Task details
In the material below, find each line with the word "value" and copy it.

Records for the exercise
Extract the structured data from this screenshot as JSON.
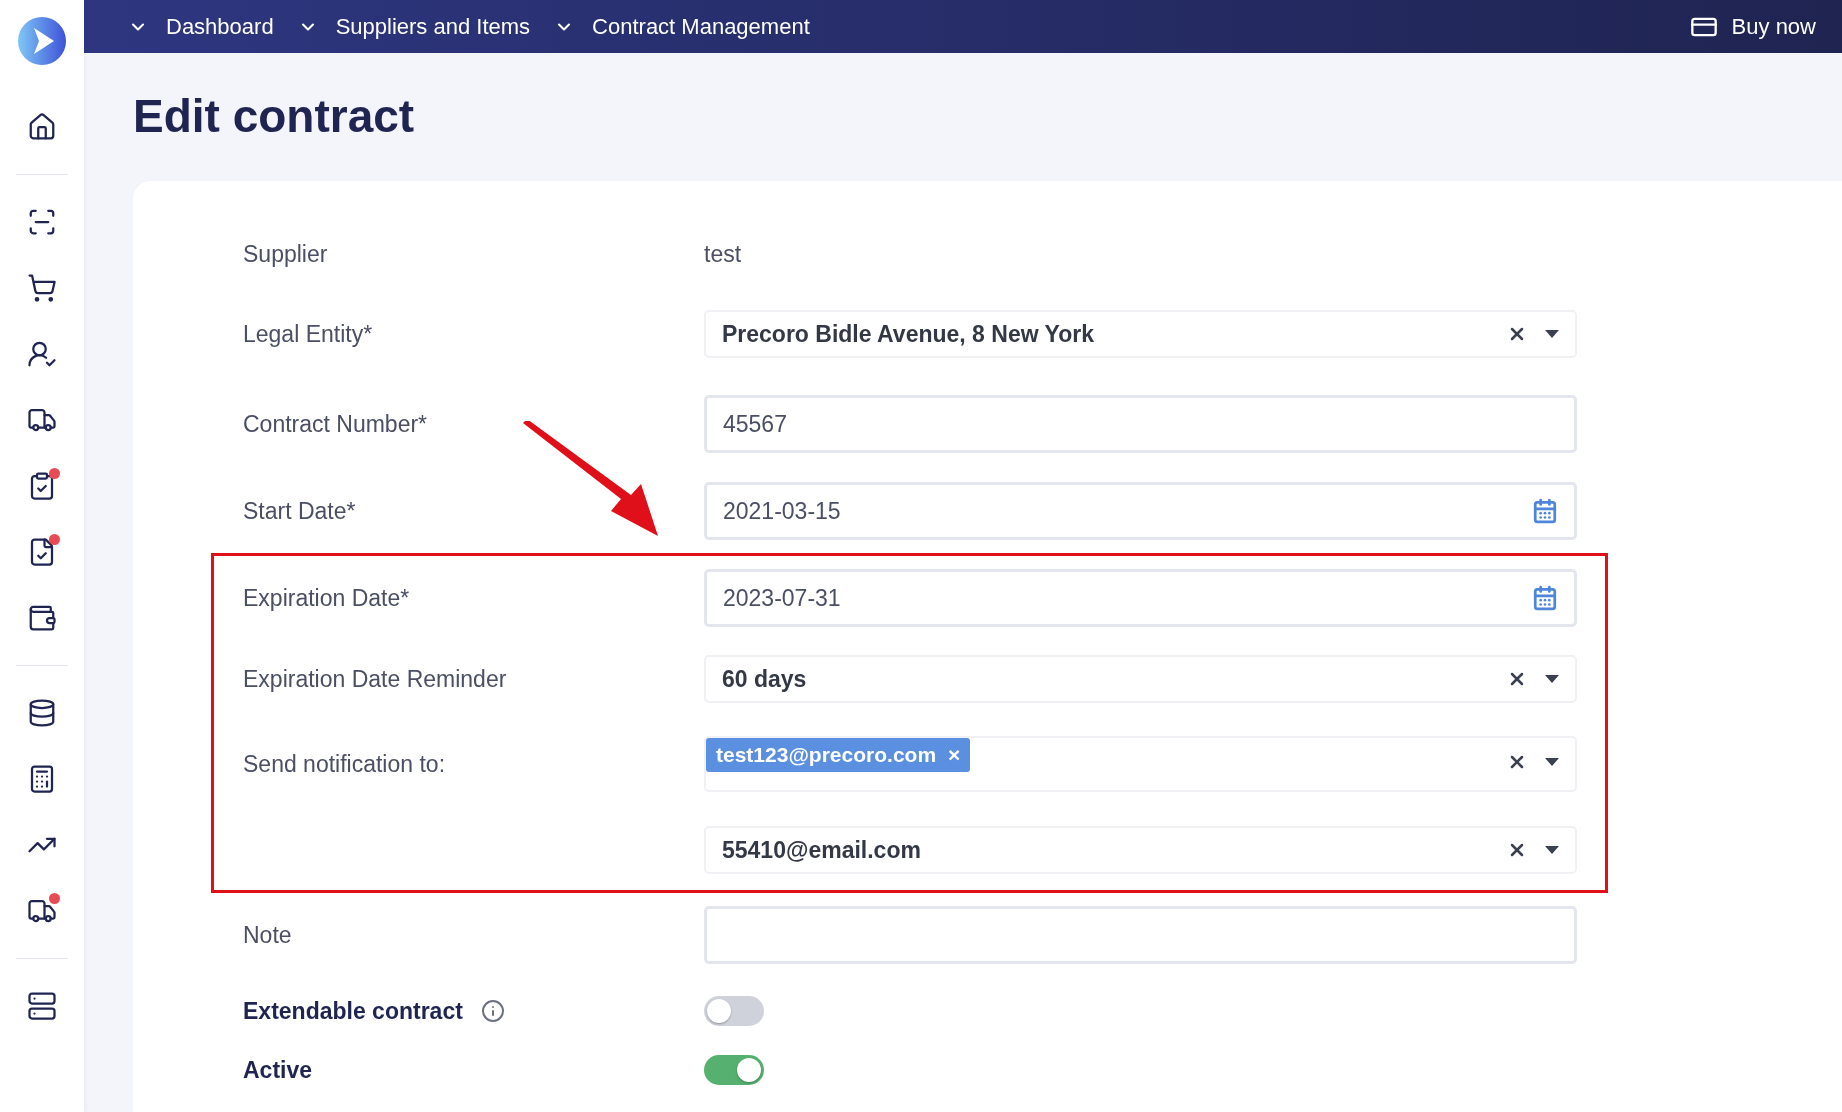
{
  "sidebar": {
    "items": [
      {
        "badge": false
      },
      {
        "badge": false
      },
      {
        "badge": false
      },
      {
        "badge": false
      },
      {
        "badge": false
      },
      {
        "badge": true
      },
      {
        "badge": true
      },
      {
        "badge": false
      },
      {
        "badge": false
      },
      {
        "badge": false
      },
      {
        "badge": false
      },
      {
        "badge": true
      },
      {
        "badge": false
      }
    ]
  },
  "topbar": {
    "menus": [
      {
        "label": "Dashboard"
      },
      {
        "label": "Suppliers and Items"
      },
      {
        "label": "Contract Management"
      }
    ],
    "buy_now": "Buy now"
  },
  "title": "Edit contract",
  "form": {
    "rows": [
      {
        "kind": "text",
        "label": "Supplier",
        "value": "test",
        "highlighted": false
      },
      {
        "kind": "select",
        "label": "Legal Entity*",
        "value": "Precoro Bidle Avenue, 8 New York",
        "highlighted": false
      },
      {
        "kind": "input",
        "label": "Contract Number*",
        "value": "45567",
        "highlighted": false
      },
      {
        "kind": "date",
        "label": "Start Date*",
        "value": "2021-03-15",
        "highlighted": false
      },
      {
        "kind": "date",
        "label": "Expiration Date*",
        "value": "2023-07-31",
        "highlighted": true
      },
      {
        "kind": "select",
        "label": "Expiration Date Reminder",
        "value": "60 days",
        "highlighted": true
      },
      {
        "kind": "tags",
        "label": "Send notification to:",
        "tags": [
          {
            "label": "test123@precoro.com",
            "remove": "×"
          }
        ],
        "highlighted": true
      },
      {
        "kind": "select",
        "value": "55410@email.com",
        "highlighted": true
      },
      {
        "kind": "input",
        "label": "Note",
        "highlighted": false
      },
      {
        "kind": "toggle",
        "label": "Extendable contract",
        "info": true,
        "on": false,
        "highlighted": false
      },
      {
        "kind": "toggle",
        "label": "Active",
        "info": false,
        "on": true,
        "highlighted": false
      }
    ]
  },
  "annotation_arrow": true
}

Response
        "value": "test",
        "value": "Precoro Bidle Avenue, 8 New York",
        "value": "45567",
        "value": "2021-03-15",
        "value": "2023-07-31",
        "value": "60 days",
        "value": "55410@email.com",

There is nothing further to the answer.